The Bakail sxs seems to be better balanced and finished.

(It seems to me, that if there is any problem with a given gun, or only one lemon at the factory, I will find it.)
I found a small problem with mine the first time I shot it.
If I had the right barrel selected, and fired the right barrel, sometimes the trigger would not reset, and I couldn't fire the left barrel.
If the selector was set to fire the left side first, the gun appeared to work ok, with both barrels firing as needed.
I boxed it up and shipped it back to the factory.
Got it back about 3 weeks later.
It has been in the safe for several months, just no time to shoot it. (I know, not smart.)

Took it out Sunday, with the selector set to the right side, and guess what....? The problem is still there.
Well, rather than fight it, I'm going to leave the selector set to the left.
There is a chance that the problem will go away when the gun is broken in.
I'll have to shoot a few 100 rounds through it before I am comfortable with it.
For my needs and budget, I think it will be ok.

Good luck,

October 16, 2001, 10:50 AM
Thanks guys.

I think I am getting it :D

I must admit, that I am learning a lot by reading all of this and occassionally something really clicks.

Mini, I don't like the sound of that problem you are having with the Baikal :eek:
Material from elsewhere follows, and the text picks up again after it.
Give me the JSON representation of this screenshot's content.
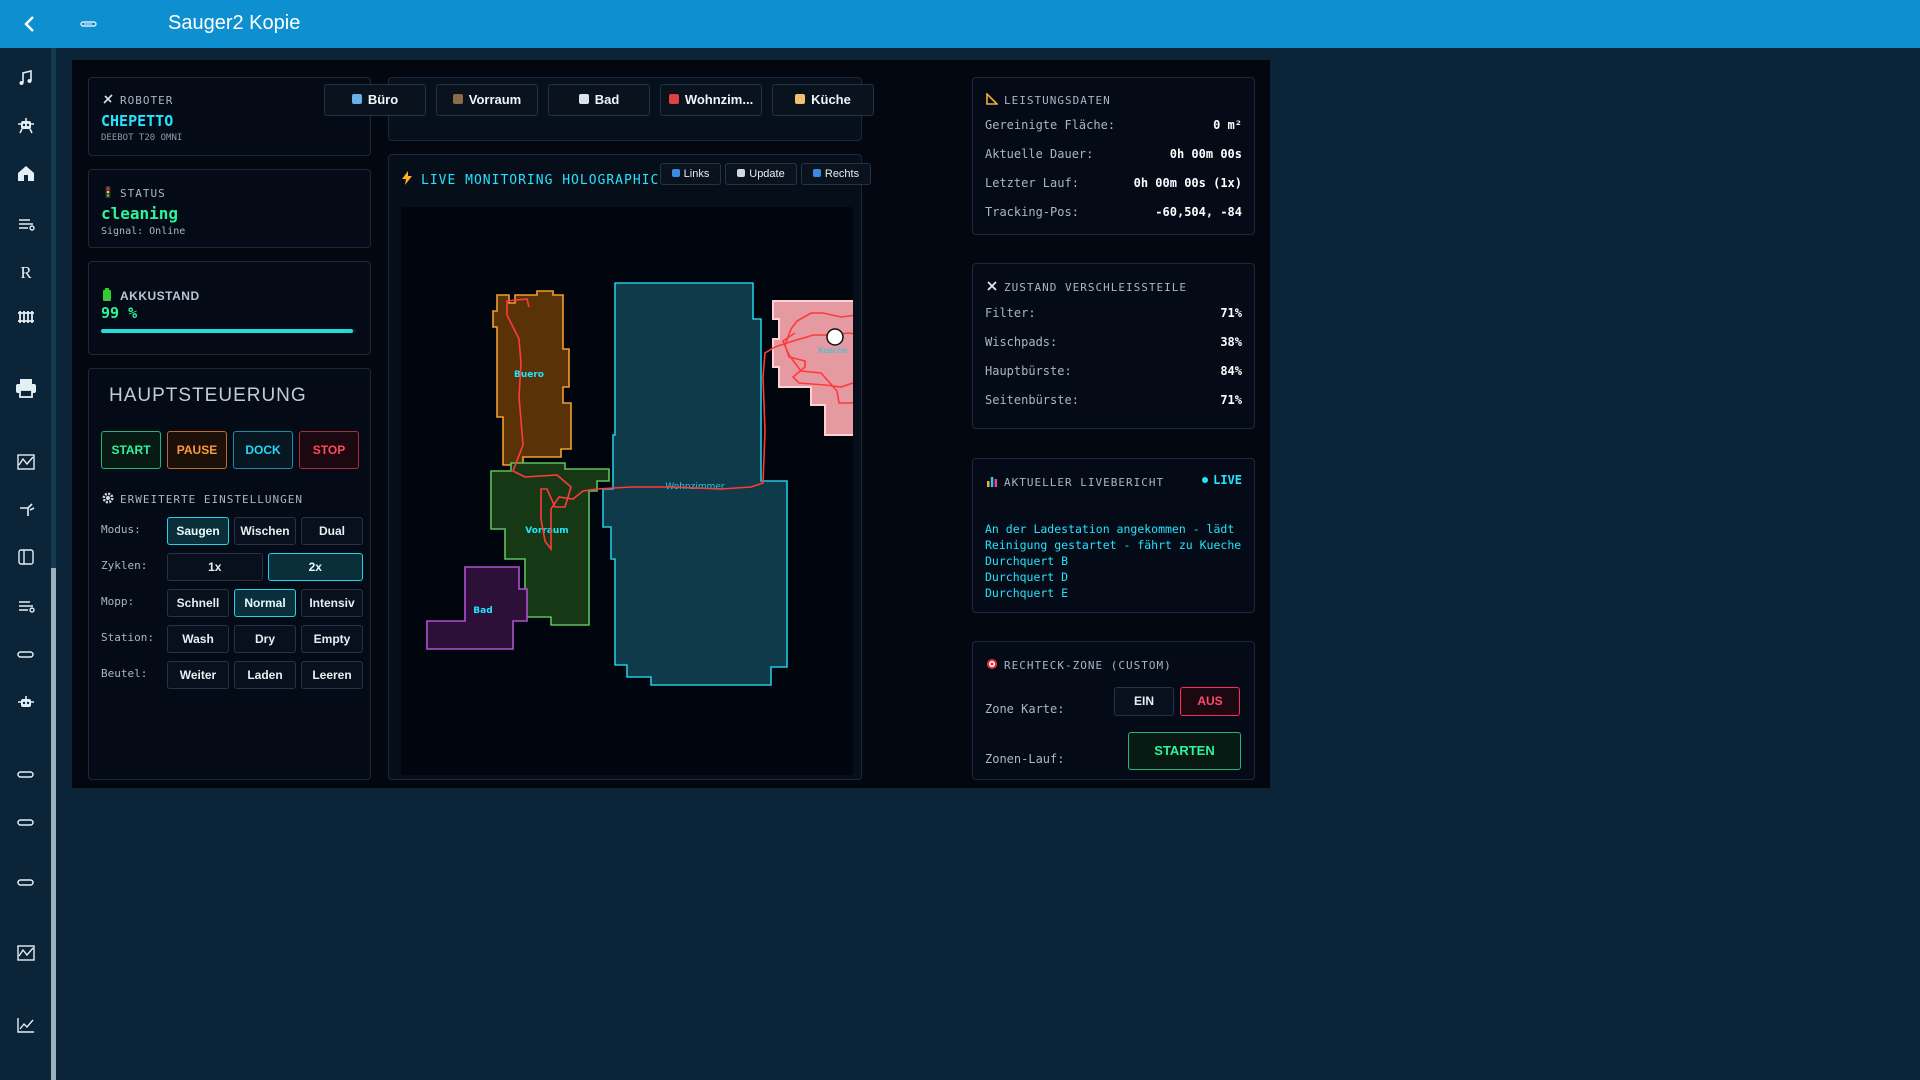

When I go back to my local store, I am going to take a very long hard look as to why I shouldn't buy the Remi 870. ;)

Dave McC
October 16, 2001, 11:47 AM
J, there's gotta be a reason to not get an 870 but damfino it.

A case can be made that any shotgun battery w/o an 870 is not nearly as versatile and durable as it should be.

In fairness, there's other pumps out there, lots of folks whose opinions I respect give the newer Winchesters, Mossies and Ithacas high marks. The ones I've shot have done everything I wanted them to.

But, with the proven track record of the 870, it's hard for me to consider another pump.